January 25, 2015
We are thrilled, grateful and honored to tell you that an exemplary and generous gift from the Jack, Joseph and Morton Mandel Foundation of Cleveland, Ohio, to the Israel Antiquities Authority will establish the Mandel National Library for the Archaeology of Israel and the Mandel National Archaeological Archives in the Jay and Jeanie Schottenstein National Campus for the Archaeology of Israel, currently under construction on Museum Hill in Jerusalem.
The Jack, Joseph and Morton Mandel National Library for the Archaeology of Israel, located in the Dan David Archaeology Building, will house nearly 150,000 volumes, including 500 rare books, and over 1,000 periodicals.
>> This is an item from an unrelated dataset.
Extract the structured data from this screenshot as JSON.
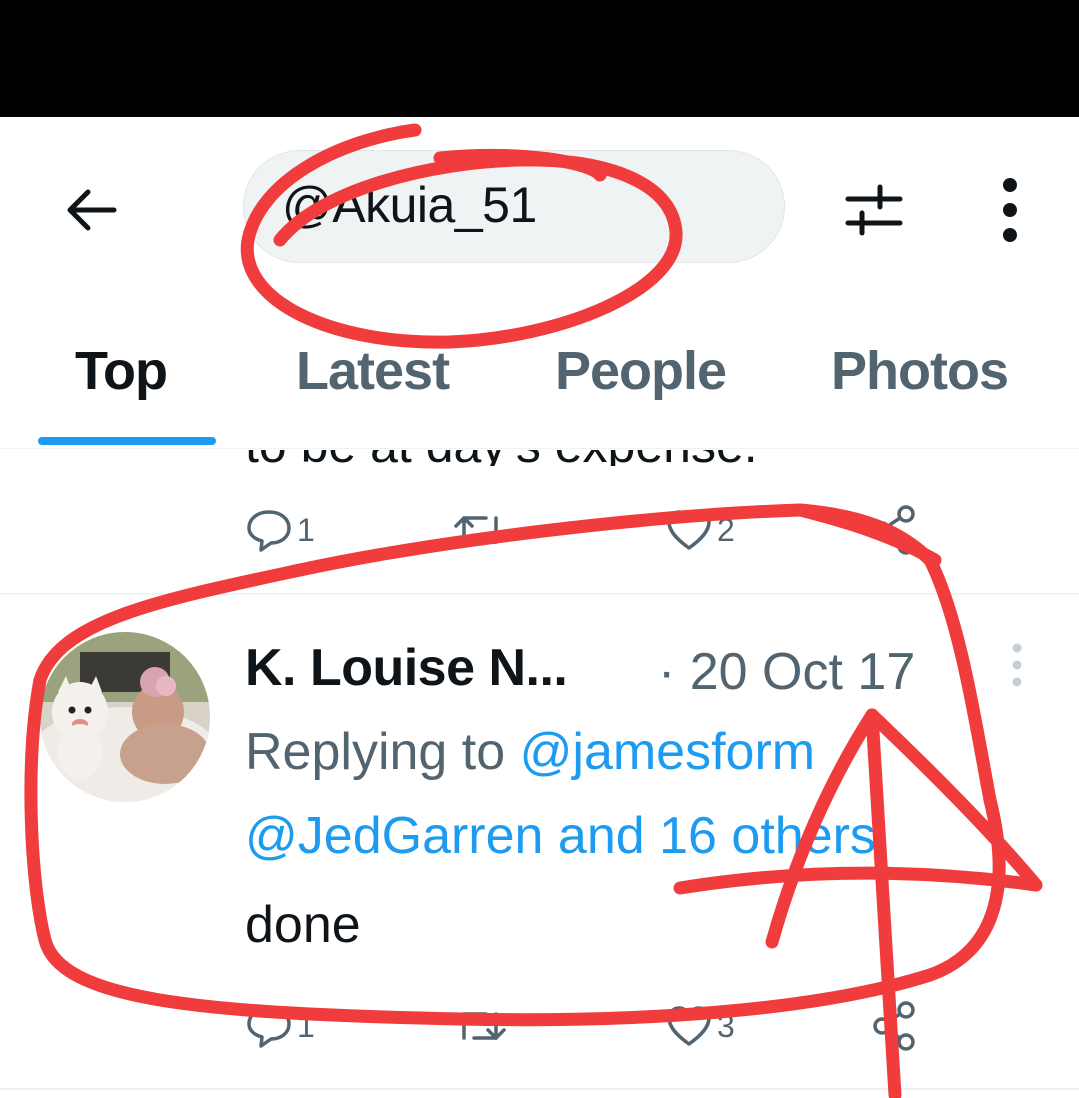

The adjacent Jack, Joseph and Morton Mandel National Archaeological Archives will contain the Israel Antiquities Authority Archive, the British Mandatory Archive as well as maps, permits, plans and publications of excavations from the Mandatory period through today, serving researchers and the public.The Mandel National Library for the Archaeology of Israel and Mandel Archives will be the largest of their kind in the Middle East and serve as a premiere research center for the archaeology and history of the Land of Israel.
The Library in the Campus
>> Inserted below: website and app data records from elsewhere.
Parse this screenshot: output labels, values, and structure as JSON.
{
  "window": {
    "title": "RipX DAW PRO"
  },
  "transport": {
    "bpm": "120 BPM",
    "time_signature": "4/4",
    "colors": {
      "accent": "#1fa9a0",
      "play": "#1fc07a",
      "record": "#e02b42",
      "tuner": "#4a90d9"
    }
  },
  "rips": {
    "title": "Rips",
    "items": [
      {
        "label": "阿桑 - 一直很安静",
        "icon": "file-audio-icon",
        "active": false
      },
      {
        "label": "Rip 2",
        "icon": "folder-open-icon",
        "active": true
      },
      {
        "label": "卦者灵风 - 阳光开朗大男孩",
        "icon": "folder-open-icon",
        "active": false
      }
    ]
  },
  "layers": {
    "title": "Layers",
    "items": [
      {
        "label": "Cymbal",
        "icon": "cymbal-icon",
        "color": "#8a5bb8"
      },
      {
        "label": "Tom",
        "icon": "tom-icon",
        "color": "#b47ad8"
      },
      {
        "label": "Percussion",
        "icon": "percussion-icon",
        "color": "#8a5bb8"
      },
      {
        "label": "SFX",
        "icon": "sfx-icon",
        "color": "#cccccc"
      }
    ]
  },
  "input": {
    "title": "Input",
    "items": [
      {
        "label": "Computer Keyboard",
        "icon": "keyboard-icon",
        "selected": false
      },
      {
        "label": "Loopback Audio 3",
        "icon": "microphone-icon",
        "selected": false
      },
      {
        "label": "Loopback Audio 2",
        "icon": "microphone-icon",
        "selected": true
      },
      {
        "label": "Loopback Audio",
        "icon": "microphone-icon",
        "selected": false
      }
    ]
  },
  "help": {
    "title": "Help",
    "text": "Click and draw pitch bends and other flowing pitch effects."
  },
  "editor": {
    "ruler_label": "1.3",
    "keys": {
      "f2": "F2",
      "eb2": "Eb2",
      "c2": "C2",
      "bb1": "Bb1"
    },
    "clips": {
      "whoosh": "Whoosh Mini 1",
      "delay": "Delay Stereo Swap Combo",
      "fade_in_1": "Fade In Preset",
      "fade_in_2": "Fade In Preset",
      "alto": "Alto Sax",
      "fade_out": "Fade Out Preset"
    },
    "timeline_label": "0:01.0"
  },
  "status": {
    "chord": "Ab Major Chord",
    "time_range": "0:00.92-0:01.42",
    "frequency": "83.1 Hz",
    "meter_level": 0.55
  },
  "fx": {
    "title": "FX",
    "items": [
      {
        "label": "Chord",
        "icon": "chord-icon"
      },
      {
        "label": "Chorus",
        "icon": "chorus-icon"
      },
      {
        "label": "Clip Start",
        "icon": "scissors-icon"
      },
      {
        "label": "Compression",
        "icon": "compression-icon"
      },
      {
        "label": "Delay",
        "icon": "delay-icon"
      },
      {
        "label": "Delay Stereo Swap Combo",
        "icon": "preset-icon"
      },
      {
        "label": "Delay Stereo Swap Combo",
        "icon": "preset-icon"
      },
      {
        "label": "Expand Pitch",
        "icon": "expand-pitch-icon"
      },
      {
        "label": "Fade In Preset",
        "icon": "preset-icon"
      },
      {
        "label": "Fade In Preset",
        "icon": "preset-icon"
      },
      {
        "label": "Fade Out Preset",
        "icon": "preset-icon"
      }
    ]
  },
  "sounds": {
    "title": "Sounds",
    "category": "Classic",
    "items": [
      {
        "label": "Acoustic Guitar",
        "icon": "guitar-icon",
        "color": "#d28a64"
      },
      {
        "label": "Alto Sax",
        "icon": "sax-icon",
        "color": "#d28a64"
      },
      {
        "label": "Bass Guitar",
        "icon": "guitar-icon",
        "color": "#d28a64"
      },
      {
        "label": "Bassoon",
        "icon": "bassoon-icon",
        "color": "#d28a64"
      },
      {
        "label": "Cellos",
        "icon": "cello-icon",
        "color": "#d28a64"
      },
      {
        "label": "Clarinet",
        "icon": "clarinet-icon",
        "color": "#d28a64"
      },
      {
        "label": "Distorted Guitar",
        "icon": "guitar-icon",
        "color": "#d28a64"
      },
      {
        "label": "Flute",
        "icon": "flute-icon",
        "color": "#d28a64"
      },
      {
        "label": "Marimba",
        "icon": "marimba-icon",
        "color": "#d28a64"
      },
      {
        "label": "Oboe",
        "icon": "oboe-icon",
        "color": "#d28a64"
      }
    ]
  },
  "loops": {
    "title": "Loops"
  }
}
Occupying nearly the entire second floor and the southern wing of the first floor of the National Campus for the Archaeology of Israel the library will be surrounded by glass walls providing wonderful views the courtyard in the center of the campus and the rooftop archaeological garden. The Fawer reading hall will be two stories high and will be viewed from the main entrance to the building. It will afford direct views of the exhibition gallery located immediately below.
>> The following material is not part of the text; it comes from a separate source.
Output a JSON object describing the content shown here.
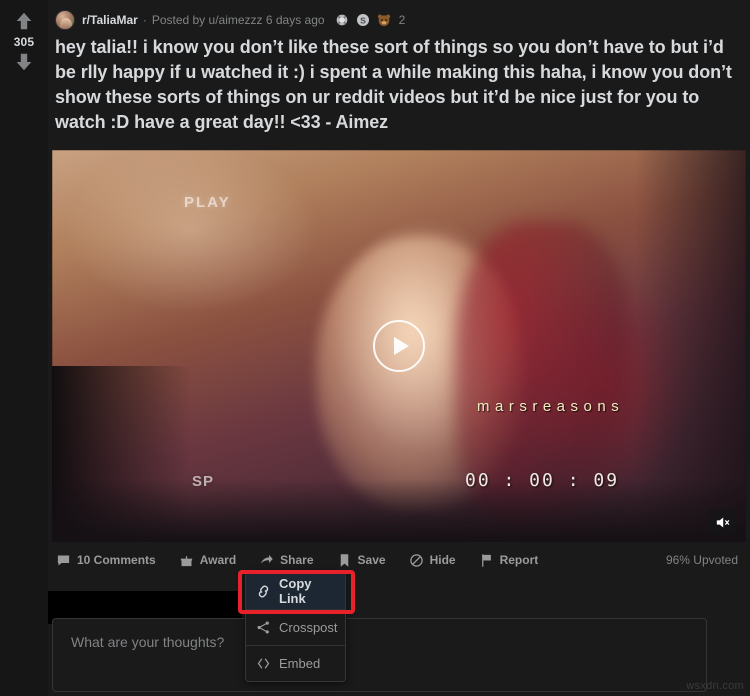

The design plan for the library calls for a combination of open access and closed book compactors, 64 reader spaces in the reading hall, seating areas on the first and second floors, and a number of study cubicles. In its new, accessible home, and light filled space, the Mandel Library for the Archaeology of Israel will be used extensively by students from all the universities in Israel, Israeli and visiting foreign archaeologists and researchers working in the country, school children and the general public. It will be a spectacular asset for anyone interested in the archaeology and history of the Land of Israel, and will forever change the level and quality of archaeological education and research in Israel. The Mandel National Library for the Archaeology of Israel is open to the public, is fully computerized and is integrated into the Aleph System, making its resources available to any library in the world connected to the system. Recently, more than 80,000 articles on the archaeology of Ancient Israel were added to the Library’s database.
The National Library for the Archaeology of Israel is a dynamic library growing at a rate of some 1500 volumes a year from both acquisitions and gifts. The acquisition budget is provided by the Israeli Government according to the Law of Antiquities, and gifts of books and collections are accepted if they fit the library’s holdings. In certain instances, books on subject matters relating to specific archaeological topics but not directly related to the aforementioned subjects are purchased, as in the case of recent purchases of German books dealing with Roman Army Camps in the 3rdCentury CE, or books relating to Islamic material and the Hellenistic period.
The National Library for the Archaeology of Israel has an exchange program with some 200 libraries and institutions around the world. In addition, there are 20 satellite libraries throughout the country where duplicate titles of volumes are kept for easy reference by field archaeologists and researchers. One of the reasons for the satellite libraries is to provide immediate access to researchers and archaeologists in places that are far from Jerusalem. There are several thousand volumes in the satellite libraries.
The National Archaeological Archives
The archives will contain the Israel Antiquities Authority Archive, the British Mandatory Archive as well as maps, permits, plans and publications of excavationsfrom the Mandatory Period through today, serving researchers and the public.
Morton L. Mandel, Foundation chairman and CEO said: "We welcome the opportunity tosupport the Israel Antiquities Authority in its mission to excavate, research, conserve and educate the public about the archaeological and historical heritage of the Land of Israel spanning the past 10,000 years." Mr. Mandel added: "We hope the Mandel National Library for the Archaeology of Israel and the Mandel Archives will serve as a source of inspiration and learning for the public at large and for today's leaders as they explore the past of the Land of Israel."
According to Shuka Dorfman, director-general of the Israel Antiquities Authority: "We see the Mandel National Library for the Archaeology of Israel and Mandel Archives as a unique magnet and beacon for archeological, historical and Israel studies - a center of learning, research and knowledge. The Campus is the largest and most important project to be established in Jerusalem this decade. Through its generosity, the Mandel Foundation has helped preserve and make more accessible archaeology and the cultural heritage of the Land of Israel."